“She speaks with wisdom, and faithful instruction is on her tongue.” – Proverbs 31:26
Women possess a superior intuition (women’s intuition), an almost psychic — and somewhat frightening — knack for knowing what others are feeling and thinking. Experts say this intuition is based on an ability to read facial expressions and body language. It all manifests as “women care”.
It took me 50 years, having hitherto adopted a male chauvinist stance, to formally recognize the power of female intuition but since then I have been optimistic that women will lead and create a future for us all?
As we approach another international Mother’s Day remembrance, Sunday, May 8 2022, let us recognize the power of this female intuition and celebrate all women who care and give us hope for a sustainable future.
Mother’s Day is a celebration honoring the mother of the family or individual, as well as motherhood, maternal bonds, and the influence of mothers in society.
On the subject of women, in my March 21, 2022 column, I commented that it took 35 years after the end of World War II (WWII) before the impact of United Nations gender equality-inspired initiatives yielded the first female CARICOM prime minister but, over the past decade, the progress of CARICOM women in top positions locally, regionally and internationally has been stellar. I hastily listed nine names to support this fact but it was pointed out to me by more than one reader that my research was incomplete. I continued the research and now hastily make amends for my omissions for the record with apologies.
Other high profile CARICOM women who have cared and steered the ship of hope, are:
(1) Dame Hilda Bynoe – first female Governor of Grenada – 1967 to 1972; (2) Shirley Chisolm (Barbadian/American) – first black woman elected to the United States Congress – 1969 to 1983; (3) Merlene Ottey – first female English speaking Caribbean athlete to win an Olympic medal (Moscow games) – 1980; (4) Una Clarke (Jamaican/American) – first Caribbean-born woman to be elected to the NY City Council – 1991 to 2006; (5) Professor Elsa Leo-Rhynie – first female UWI Pro Vice-Chancellor at UWI Mona – 2002 to 2007; (6) Dr. Carol Jacobs (Jamaican/Barbadian) – Chair of the Global Fund to Fight AIDS, Tuberculosis and Malaria – 2005; (7) Prime Minister Portia Simpson-Miller – Prime Minister of Jamaica from 2006 to 2007 and again from 2012 to 2016; (8) Yvette Clarke (Jamaican/American) – Daughter of Una Clarke – Elected to the US Congress – 2007 to date; (9) Dr. Jacqueline Sharpe (Barbados/Trinidad & Tobago) – President of the International Planned Parenthood Federation – 2011 to 2016; (10) Dame Cécile La Grenade – Governor General of Grenada – 2013 to date.

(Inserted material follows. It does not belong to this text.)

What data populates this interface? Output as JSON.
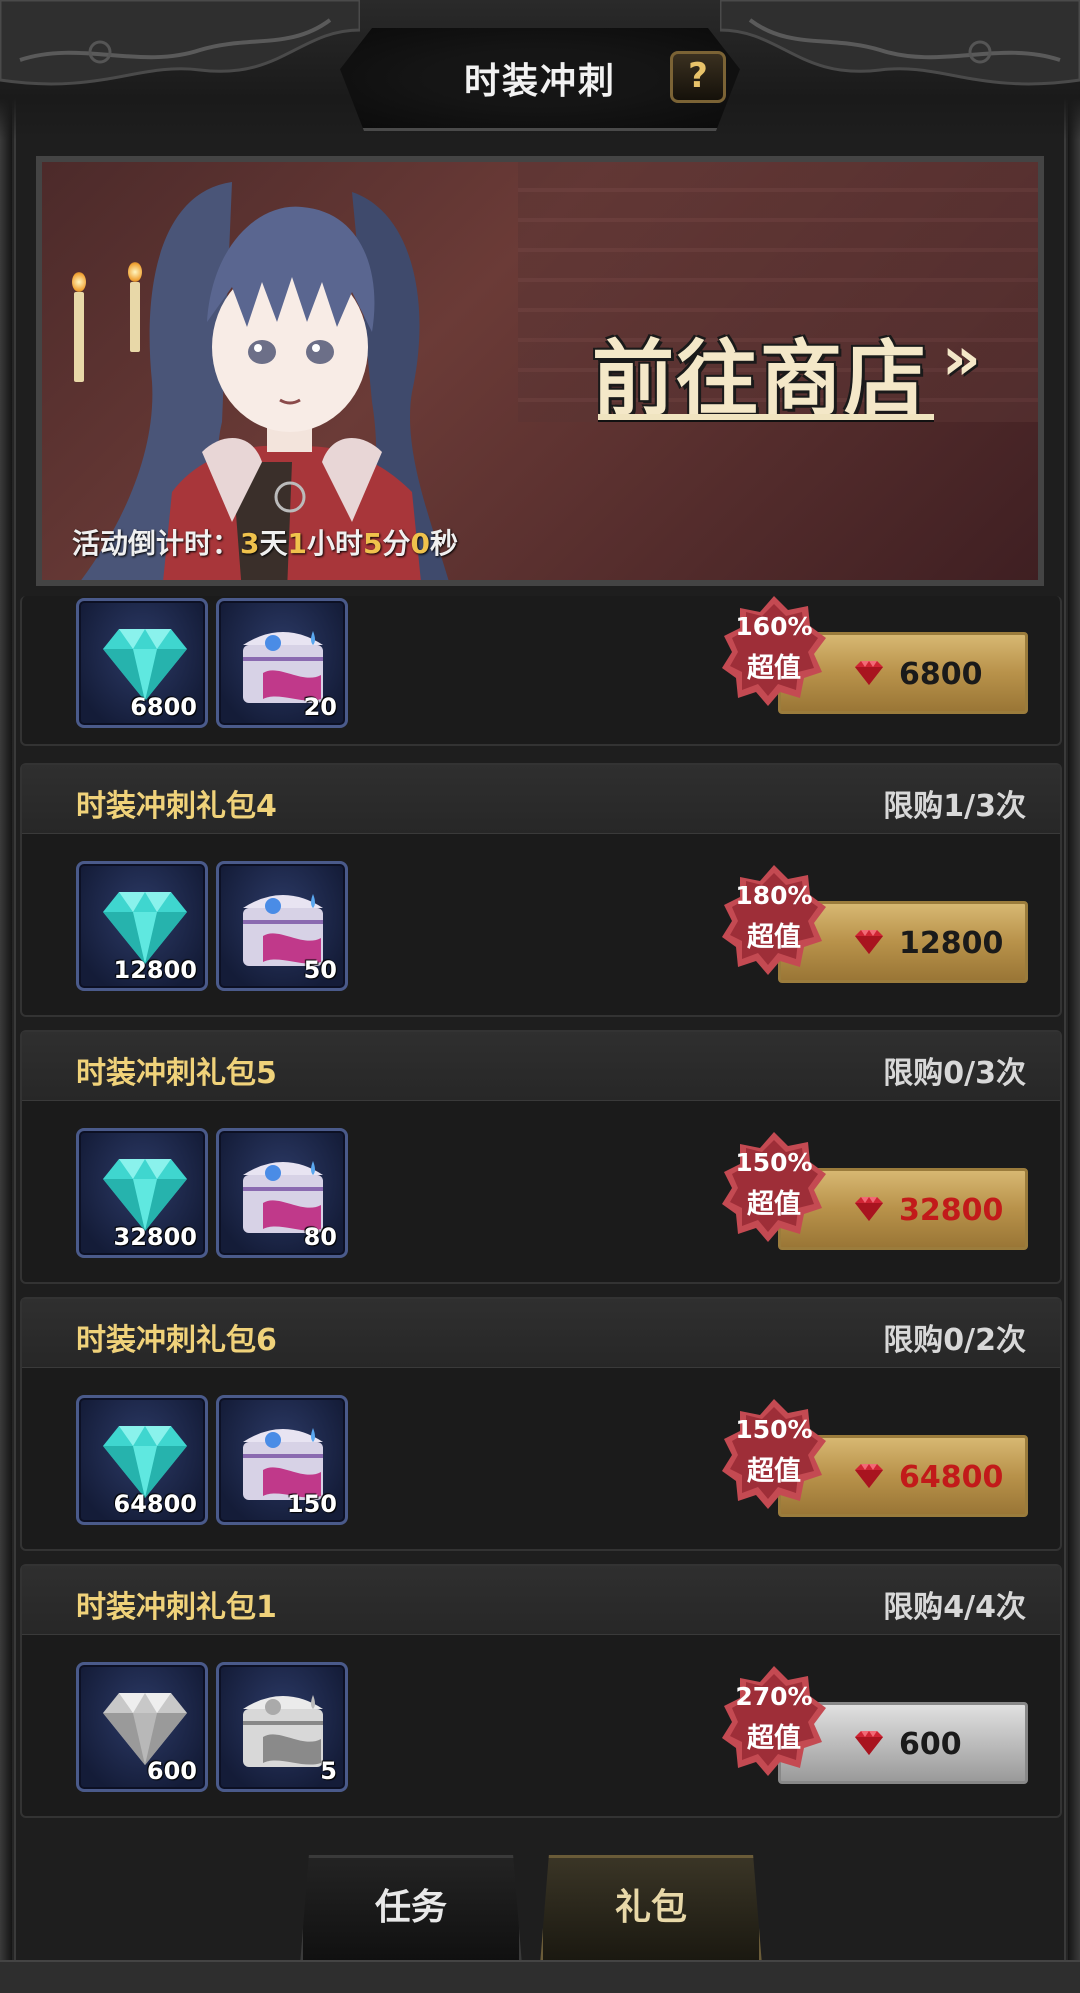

If I were asked to single out a name from the listed nineteen who is likely to have a continuing impact on the international scene, it would be the Prime Minister of Barbados, Mia Amor Mottley.

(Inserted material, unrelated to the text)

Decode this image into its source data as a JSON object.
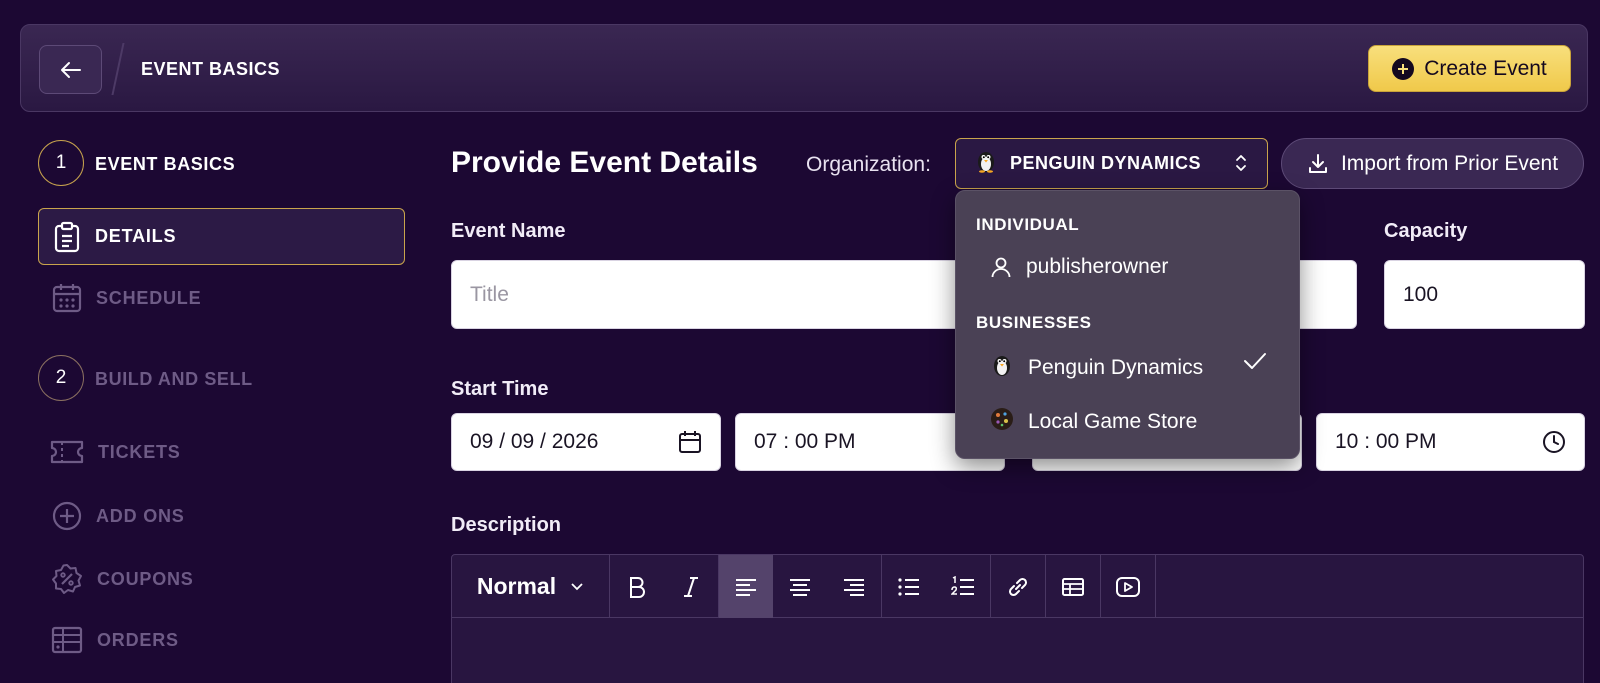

Since her re-election to the post of Prime Minister in January 2022 she has been in demand as a speaker on many an international stage and is gaining a reputation of a global problem solver. When asked in a BBC interview why is it that women in general around the world are successfully assuming more and more leadership positions, she simply responded – “we care”. May she continue from strength to strength to lead the change for a sustainable future.
Let us remember women of all ages who have made us proud and particularly mothers as we celebrate another Mother’s Day!
(Dr. Basil Springer GCM is a Change-Engine Consultant. His email address is email@example.com. His columns may be found at www.nothingbeatsbusiness.com ).